## What the task requires
Please copy each line from the entries that contains the string "details".

Data for analysis section start

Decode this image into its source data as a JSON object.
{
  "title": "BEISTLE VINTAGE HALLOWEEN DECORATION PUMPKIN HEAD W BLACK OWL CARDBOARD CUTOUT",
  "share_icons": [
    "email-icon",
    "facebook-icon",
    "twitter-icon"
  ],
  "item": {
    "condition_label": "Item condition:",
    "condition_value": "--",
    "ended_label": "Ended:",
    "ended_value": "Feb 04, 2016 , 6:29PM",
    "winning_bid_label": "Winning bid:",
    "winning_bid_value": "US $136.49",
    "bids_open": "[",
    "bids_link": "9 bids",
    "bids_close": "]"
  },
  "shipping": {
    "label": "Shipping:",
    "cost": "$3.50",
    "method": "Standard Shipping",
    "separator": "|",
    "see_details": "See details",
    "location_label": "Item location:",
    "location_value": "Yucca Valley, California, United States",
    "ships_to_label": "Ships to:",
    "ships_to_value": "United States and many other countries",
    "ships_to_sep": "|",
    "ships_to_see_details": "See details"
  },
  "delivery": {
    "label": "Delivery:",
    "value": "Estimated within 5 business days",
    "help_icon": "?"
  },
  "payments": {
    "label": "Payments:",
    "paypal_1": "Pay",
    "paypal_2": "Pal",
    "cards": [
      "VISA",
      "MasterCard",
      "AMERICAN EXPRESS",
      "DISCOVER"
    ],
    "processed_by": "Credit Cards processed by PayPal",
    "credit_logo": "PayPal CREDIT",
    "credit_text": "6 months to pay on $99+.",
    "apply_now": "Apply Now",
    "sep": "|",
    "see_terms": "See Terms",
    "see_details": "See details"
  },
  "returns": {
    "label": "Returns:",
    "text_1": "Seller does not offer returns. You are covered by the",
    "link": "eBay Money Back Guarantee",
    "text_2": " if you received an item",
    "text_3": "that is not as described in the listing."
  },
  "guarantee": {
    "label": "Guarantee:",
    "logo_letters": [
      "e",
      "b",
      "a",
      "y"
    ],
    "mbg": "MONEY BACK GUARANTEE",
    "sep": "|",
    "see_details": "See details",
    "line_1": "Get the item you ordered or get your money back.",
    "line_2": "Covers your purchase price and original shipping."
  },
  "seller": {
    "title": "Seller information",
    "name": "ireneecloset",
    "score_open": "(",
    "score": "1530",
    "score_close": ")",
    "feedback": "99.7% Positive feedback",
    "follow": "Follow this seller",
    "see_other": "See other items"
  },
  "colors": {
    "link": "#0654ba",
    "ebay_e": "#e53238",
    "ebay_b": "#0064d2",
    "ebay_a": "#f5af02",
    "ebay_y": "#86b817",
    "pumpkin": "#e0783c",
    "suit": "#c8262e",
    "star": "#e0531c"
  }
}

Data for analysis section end

## Task response
    "see_details": "See details",
    "ships_to_see_details": "See details"
    "see_details": "See details"
    "see_details": "See details",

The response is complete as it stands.